EXERCISE DIRECTIONS
Pictures aside, can you reproduce the records word for word?

[Interface dataset entries]
◇ ◇ ◇ ◇ ◇

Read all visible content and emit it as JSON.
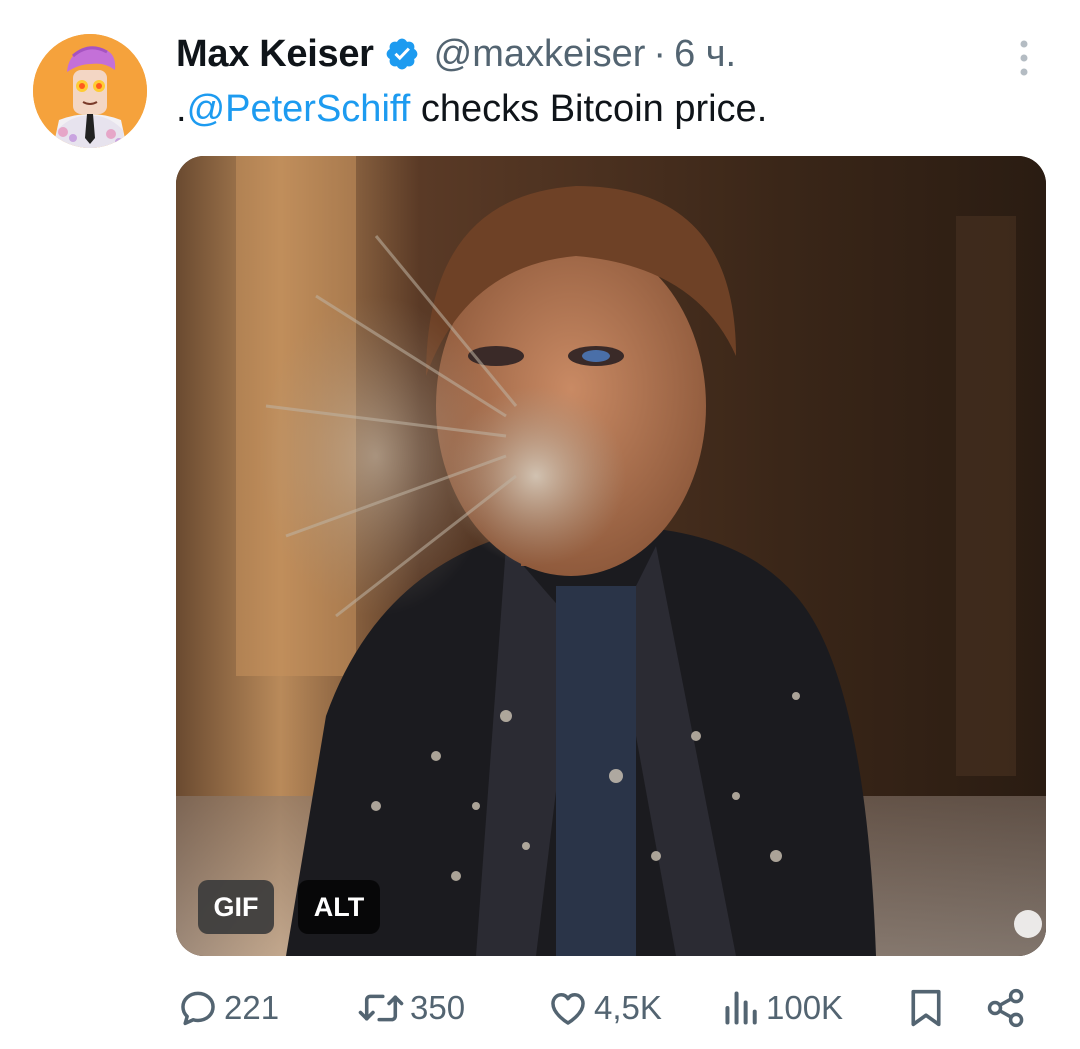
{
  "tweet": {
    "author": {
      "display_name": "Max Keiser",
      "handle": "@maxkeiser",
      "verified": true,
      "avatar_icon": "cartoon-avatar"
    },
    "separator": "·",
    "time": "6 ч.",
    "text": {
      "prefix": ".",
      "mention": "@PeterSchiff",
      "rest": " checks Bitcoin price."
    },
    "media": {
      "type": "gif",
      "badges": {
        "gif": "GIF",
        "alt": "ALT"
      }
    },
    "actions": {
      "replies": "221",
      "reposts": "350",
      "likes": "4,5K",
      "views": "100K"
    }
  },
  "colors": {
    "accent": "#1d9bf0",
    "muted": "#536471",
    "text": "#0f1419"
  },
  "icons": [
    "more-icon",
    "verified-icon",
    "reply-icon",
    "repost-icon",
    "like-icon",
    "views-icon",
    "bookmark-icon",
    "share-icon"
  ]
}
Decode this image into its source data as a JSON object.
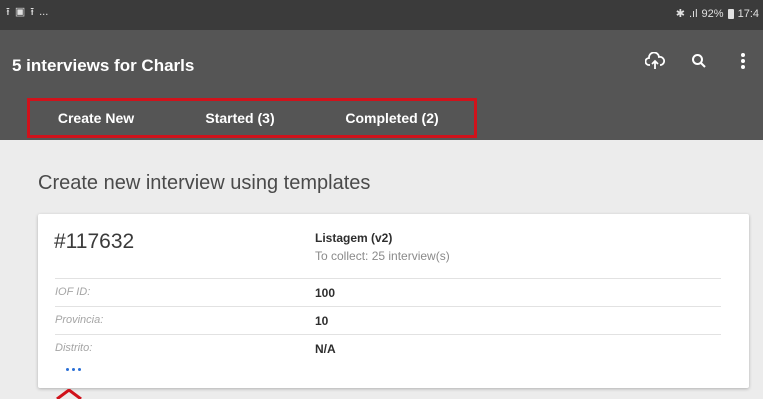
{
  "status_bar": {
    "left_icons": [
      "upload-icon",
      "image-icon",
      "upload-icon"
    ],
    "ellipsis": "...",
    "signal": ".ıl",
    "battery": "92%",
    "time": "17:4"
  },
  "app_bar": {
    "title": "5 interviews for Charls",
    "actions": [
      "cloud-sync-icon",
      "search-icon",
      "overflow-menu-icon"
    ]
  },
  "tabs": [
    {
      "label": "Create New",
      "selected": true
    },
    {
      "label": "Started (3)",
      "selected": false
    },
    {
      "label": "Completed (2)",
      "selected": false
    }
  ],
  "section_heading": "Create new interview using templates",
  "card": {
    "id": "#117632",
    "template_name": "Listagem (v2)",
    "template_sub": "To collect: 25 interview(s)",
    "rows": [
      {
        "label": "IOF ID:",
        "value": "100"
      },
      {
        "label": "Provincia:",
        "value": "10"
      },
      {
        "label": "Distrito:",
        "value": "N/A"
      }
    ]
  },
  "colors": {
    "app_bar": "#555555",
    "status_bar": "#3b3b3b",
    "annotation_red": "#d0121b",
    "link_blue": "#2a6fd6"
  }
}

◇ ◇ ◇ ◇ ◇

ANSWER
Read all visible content and emit it as JSON.
{
  "tweet": {
    "author": {
      "display_name": "Max Keiser",
      "handle": "@maxkeiser",
      "verified": true,
      "avatar_icon": "cartoon-avatar"
    },
    "separator": "·",
    "time": "6 ч.",
    "text": {
      "prefix": ".",
      "mention": "@PeterSchiff",
      "rest": " checks Bitcoin price."
    },
    "media": {
      "type": "gif",
      "badges": {
        "gif": "GIF",
        "alt": "ALT"
      }
    },
    "actions": {
      "replies": "221",
      "reposts": "350",
      "likes": "4,5K",
      "views": "100K"
    }
  },
  "colors": {
    "accent": "#1d9bf0",
    "muted": "#536471",
    "text": "#0f1419"
  },
  "icons": [
    "more-icon",
    "verified-icon",
    "reply-icon",
    "repost-icon",
    "like-icon",
    "views-icon",
    "bookmark-icon",
    "share-icon"
  ]
}
Decode this image into its source data as a JSON object.
{
  "status_bar": {
    "left_icons": [
      "upload-icon",
      "image-icon",
      "upload-icon"
    ],
    "ellipsis": "...",
    "signal": ".ıl",
    "battery": "92%",
    "time": "17:4"
  },
  "app_bar": {
    "title": "5 interviews for Charls",
    "actions": [
      "cloud-sync-icon",
      "search-icon",
      "overflow-menu-icon"
    ]
  },
  "tabs": [
    {
      "label": "Create New",
      "selected": true
    },
    {
      "label": "Started (3)",
      "selected": false
    },
    {
      "label": "Completed (2)",
      "selected": false
    }
  ],
  "section_heading": "Create new interview using templates",
  "card": {
    "id": "#117632",
    "template_name": "Listagem (v2)",
    "template_sub": "To collect: 25 interview(s)",
    "rows": [
      {
        "label": "IOF ID:",
        "value": "100"
      },
      {
        "label": "Provincia:",
        "value": "10"
      },
      {
        "label": "Distrito:",
        "value": "N/A"
      }
    ]
  },
  "colors": {
    "app_bar": "#555555",
    "status_bar": "#3b3b3b",
    "annotation_red": "#d0121b",
    "link_blue": "#2a6fd6"
  }
}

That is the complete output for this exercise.